Following consultation with a selection of round-the-world sailors and international sailing organisations and clubs, the decision has been made to include a third, fully-crewed (four crew) Class40 division for the GOR 2013-14, with up to three crew allowed to be changed in each stopover. There are three fundamental reasons behind this choice. GOR Race Director, Josh Hall, explains: “It is clear that we and the skippers would like more boats out on the water, regardless of the crew format,” confirms Hall.
There is also the beneficial cost implication of racing four-up with the option of swapping-out crew. “While we already have confirmed entries in the solo and double-handed divisions for the GOR 2013-14, we were stunned when our list of entries for the current race plummeted from 19 boats to six within two months of the start in Palma,” admits Hall. “For a class of racing yacht that is predominantly owner-driver, the current economic climate forced many of our potential entries to pull-out and weather the ongoing financial storm onshore, which is disappointing, but totally understandable,” he continues. “Sharing the campaign costs over a fully-crewed team of up to 15 sailors is a further incentive for professional and amateur sailors to fulfil their dreams and the take on the challenge of racing round the world.”

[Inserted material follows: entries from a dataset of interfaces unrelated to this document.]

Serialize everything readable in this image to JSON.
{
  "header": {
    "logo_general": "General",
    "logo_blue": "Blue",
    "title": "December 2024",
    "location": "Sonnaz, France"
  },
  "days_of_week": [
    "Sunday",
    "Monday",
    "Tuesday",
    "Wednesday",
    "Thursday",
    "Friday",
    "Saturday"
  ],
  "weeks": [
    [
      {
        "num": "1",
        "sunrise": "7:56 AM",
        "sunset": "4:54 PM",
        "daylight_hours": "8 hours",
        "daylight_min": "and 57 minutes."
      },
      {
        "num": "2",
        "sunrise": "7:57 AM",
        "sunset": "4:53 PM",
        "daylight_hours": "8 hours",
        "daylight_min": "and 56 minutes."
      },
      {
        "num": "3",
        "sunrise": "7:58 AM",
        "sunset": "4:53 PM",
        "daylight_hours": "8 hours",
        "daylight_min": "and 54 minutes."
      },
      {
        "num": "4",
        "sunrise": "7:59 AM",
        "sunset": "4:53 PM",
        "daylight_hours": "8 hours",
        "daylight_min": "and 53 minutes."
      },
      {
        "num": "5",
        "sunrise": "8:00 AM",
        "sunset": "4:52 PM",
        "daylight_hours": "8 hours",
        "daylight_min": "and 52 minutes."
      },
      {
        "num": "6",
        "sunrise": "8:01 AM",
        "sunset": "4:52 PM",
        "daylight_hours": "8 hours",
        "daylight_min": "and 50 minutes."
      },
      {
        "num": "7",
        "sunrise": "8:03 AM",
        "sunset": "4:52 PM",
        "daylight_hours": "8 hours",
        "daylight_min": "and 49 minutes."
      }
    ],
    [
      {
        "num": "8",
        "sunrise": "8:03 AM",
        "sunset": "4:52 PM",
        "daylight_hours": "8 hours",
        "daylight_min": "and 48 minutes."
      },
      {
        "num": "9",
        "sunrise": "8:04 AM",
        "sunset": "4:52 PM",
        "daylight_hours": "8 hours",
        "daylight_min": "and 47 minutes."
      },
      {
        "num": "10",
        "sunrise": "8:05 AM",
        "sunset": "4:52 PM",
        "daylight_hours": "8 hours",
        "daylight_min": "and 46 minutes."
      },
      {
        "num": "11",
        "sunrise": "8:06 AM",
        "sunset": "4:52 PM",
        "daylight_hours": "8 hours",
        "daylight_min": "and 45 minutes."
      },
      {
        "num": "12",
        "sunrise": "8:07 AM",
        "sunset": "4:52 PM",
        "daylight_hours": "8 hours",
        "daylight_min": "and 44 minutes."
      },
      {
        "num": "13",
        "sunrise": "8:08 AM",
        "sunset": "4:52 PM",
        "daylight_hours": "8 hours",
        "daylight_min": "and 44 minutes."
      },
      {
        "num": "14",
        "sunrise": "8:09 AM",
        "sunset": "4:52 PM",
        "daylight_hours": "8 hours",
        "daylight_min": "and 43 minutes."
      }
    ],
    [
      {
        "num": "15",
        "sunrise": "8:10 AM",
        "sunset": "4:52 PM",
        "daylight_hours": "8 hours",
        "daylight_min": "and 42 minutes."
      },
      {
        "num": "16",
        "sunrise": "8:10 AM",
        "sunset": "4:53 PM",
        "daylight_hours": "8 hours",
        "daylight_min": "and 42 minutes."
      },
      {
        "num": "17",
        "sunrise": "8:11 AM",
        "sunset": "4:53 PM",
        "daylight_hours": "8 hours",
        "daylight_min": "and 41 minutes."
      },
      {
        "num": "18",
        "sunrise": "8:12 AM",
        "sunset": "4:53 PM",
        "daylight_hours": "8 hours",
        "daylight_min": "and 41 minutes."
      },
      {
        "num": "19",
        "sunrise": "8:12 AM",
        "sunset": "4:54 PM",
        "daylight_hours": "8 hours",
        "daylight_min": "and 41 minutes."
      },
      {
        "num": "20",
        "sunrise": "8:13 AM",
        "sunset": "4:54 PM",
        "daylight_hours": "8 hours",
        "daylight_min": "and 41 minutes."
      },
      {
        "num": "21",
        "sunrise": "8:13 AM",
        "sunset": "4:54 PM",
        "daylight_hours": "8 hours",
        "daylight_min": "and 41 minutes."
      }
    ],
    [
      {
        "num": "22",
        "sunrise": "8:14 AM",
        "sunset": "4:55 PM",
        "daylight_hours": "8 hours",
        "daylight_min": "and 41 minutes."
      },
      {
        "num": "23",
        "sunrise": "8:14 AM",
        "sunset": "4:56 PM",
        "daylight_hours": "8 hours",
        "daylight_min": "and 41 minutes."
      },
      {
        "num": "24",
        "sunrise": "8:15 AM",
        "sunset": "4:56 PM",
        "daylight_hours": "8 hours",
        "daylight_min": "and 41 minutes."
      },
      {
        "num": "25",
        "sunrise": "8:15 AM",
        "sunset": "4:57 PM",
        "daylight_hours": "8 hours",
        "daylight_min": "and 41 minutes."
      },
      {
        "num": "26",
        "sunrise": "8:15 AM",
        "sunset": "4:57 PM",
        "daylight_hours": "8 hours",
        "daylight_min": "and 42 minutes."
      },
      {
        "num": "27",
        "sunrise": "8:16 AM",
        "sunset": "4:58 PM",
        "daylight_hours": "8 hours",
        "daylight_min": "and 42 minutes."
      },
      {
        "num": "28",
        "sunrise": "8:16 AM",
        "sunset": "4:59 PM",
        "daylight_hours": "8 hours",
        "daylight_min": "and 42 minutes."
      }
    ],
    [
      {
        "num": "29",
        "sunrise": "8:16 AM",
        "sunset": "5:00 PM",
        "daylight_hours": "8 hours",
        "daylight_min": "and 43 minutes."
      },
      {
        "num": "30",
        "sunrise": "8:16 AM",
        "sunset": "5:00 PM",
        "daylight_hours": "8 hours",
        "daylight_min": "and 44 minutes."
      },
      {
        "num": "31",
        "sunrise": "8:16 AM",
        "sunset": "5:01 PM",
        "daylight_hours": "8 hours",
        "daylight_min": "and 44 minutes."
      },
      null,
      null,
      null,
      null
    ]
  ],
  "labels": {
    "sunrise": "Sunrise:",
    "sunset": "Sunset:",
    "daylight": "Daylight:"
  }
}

The GOR’s fully-crewed option also plugs a gap in the round-the-world racing circuit. “With the existing format, our first and second races supplied offshore sailors with the opportunity of an affordable, challenging, safe and rewarding circumnavigation along a classic route including the Southern Ocean,” Hall believes. “The GOR’s new, fully-crewed option now provides international yacht clubs, racing organisations, sailing associations and even individual countries to enter a competitive round-the-world race in a manner that hasn’t been witnessed since the days of the Whitbread Race,” he explains.
The GOR’s track record for safety and the choice of safe, powerful and reliable Class40 yachts is again proving successful: “We have driven Class40 safety advances through our adaptations of both Category 0 and the Class40 Box Rule plus a pre-race 180 test,” says Hall. “Nearly all Class40s launched in the last two years have been built with GOR safety elements included at design stage and the race has attracted new boats and new members to the Class from all over the world,” he adds. “We plan to build on this expansion.”
Hall is highly sensitive to the current financial climate and the impact upon yacht racing worldwide: “These are obviously very difficult economic times and sponsorship is extremely hard to secure,” says the Race Director. “So this evolution of the GOR firmly places participation within the private pocket whereby a team of up to 15 sailors can compete for a net cost of 12-15,000 Euros per person,” he predicts. “We now have an event for all those sailors around the planet who have ever dreamt of doing either the BOC Challenge or the Whitbread Race – the Provisional NOR is now available and the Entry List is open!”
With 18 months until the start of the GOR 2013-14, Hall and his team believe the event will be well supported. “We are announcing the format of the next race now because we believe that 18 months is enough time for teams to piece their projects together,” explains Hall. “The world is changing dynamically and for those who have ever wished to race around the planet, the time is now!” he concluded.
For more information and the Provisional Notice of Race for the Global Ocean Race 2013-14 please email firstname.lastname@example.org